On May 14, 2018, WSCRC welcomed Dr. Victor Shih to this year’s fourth installment of the Policy Briefing Series. Shih is an associate professor of political economy at the University of California, San Diego School of Global Policy and Strategy. Following up on his November 2017 briefing which assessed outcomes of China’s 19th Party Congress, Dr. Shih provided insight into implications of President Xi Jinping’s consolidation of power.
In March 2018, China’s state constitution was officially amended, making it illegal for Xi to be voted out of office. “Everything points to Xi serving for life,” Shih explained, and with many of Xi’s Zhejiang “clique” being promoted to the Politburo, Xi will “dominate the Politburo Standing Committee in the near future,” with a few more key promotions.
Though Xi initially lost followers subsequent to the anti-corruption campaigns of his first term, the outcomes of the 19th Party Congress proved that his shrewd strategic planning and positioning were ultimately successful. “Xi has been able to concentrate a lot of power in his hands,” Shih continued.
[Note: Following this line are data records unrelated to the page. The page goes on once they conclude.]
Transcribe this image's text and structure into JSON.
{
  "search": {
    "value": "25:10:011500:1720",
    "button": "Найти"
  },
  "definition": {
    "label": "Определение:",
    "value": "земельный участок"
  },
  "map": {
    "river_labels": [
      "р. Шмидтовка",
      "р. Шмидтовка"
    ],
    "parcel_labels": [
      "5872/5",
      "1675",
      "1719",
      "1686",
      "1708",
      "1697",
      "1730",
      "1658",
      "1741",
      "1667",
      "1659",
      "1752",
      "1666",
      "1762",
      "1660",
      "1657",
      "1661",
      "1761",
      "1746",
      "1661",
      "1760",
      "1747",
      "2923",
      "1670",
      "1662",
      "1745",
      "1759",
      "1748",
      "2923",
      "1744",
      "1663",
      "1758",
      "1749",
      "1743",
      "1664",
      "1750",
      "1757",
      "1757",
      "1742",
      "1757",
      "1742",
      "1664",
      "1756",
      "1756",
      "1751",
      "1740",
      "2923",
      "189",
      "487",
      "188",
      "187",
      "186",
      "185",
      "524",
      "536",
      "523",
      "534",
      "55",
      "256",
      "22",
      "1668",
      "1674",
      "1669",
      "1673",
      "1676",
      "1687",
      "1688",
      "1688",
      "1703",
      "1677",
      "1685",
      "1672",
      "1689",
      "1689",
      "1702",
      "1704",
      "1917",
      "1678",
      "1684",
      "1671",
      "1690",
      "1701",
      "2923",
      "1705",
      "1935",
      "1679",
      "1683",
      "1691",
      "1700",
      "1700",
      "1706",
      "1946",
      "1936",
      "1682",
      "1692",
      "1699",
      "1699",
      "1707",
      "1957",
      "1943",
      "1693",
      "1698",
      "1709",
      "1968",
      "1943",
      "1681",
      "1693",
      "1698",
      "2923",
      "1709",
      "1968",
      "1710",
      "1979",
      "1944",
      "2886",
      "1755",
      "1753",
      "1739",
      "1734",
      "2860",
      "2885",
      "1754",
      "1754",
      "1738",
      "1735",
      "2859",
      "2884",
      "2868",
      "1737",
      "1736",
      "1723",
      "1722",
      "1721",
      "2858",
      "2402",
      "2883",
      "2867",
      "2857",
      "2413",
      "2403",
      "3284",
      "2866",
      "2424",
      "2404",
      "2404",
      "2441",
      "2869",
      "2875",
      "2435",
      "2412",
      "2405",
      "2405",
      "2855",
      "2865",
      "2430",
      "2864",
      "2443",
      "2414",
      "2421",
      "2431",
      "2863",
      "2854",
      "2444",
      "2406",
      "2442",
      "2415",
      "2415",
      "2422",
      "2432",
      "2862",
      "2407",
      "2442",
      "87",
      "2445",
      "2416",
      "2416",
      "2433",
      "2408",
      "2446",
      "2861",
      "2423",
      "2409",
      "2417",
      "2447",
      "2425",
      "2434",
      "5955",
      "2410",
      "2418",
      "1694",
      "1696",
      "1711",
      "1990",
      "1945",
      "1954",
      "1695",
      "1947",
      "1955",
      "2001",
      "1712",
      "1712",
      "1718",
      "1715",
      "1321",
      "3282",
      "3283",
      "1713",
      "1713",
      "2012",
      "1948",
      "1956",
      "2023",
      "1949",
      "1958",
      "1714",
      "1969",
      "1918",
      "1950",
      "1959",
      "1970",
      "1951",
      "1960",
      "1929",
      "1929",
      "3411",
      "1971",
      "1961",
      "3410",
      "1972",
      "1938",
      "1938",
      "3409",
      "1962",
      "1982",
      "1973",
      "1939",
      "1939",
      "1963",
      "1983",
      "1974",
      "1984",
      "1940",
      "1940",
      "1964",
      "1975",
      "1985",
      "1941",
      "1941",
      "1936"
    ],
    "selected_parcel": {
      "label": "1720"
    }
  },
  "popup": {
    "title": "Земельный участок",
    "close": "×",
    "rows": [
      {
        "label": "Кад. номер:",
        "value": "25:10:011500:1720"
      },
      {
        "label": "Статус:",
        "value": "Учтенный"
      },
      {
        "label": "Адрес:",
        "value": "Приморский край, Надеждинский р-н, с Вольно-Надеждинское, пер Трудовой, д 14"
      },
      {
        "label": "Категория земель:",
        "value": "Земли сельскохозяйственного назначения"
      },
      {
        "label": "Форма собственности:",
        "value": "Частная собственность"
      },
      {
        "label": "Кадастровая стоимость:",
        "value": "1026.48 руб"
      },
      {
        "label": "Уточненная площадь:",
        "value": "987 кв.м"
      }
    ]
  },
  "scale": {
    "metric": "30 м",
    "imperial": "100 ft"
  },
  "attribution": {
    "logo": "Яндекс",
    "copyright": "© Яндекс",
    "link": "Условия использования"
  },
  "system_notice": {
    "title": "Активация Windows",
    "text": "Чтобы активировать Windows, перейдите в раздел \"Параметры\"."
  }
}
This consolidation of power is demonstrated clearly in the immense restructuring of the central government’s ministerial system into a series of CCP commissions which will assert greater control over every policy area at the central, provincial, and local levels and most of which are helmed by Xi himself.
Xi’s tremendous consolidation of power also carries implications for the current US-China trade dispute. “Because of Xi’s almost limitless power,” Shih elucidated, “he has great latitude to negotiate. To the extent that they do not fundamentally undermine the ‘China Dream,’ Xi will happily make concessions.” In Shih’s view, President Trump’s resent statement regarding the softening of penalties on Chinese tech company ZTE is likely a signal to China that the US is still open to negotiation. Likewise, Shih foresees that Xi will find peaceful and harmless ways to reduce the trade deficit while avoiding concessions on real sticking points such as tech transfer policy, leaving these critical questions unresolved.
Summary Author: Trudy Boothman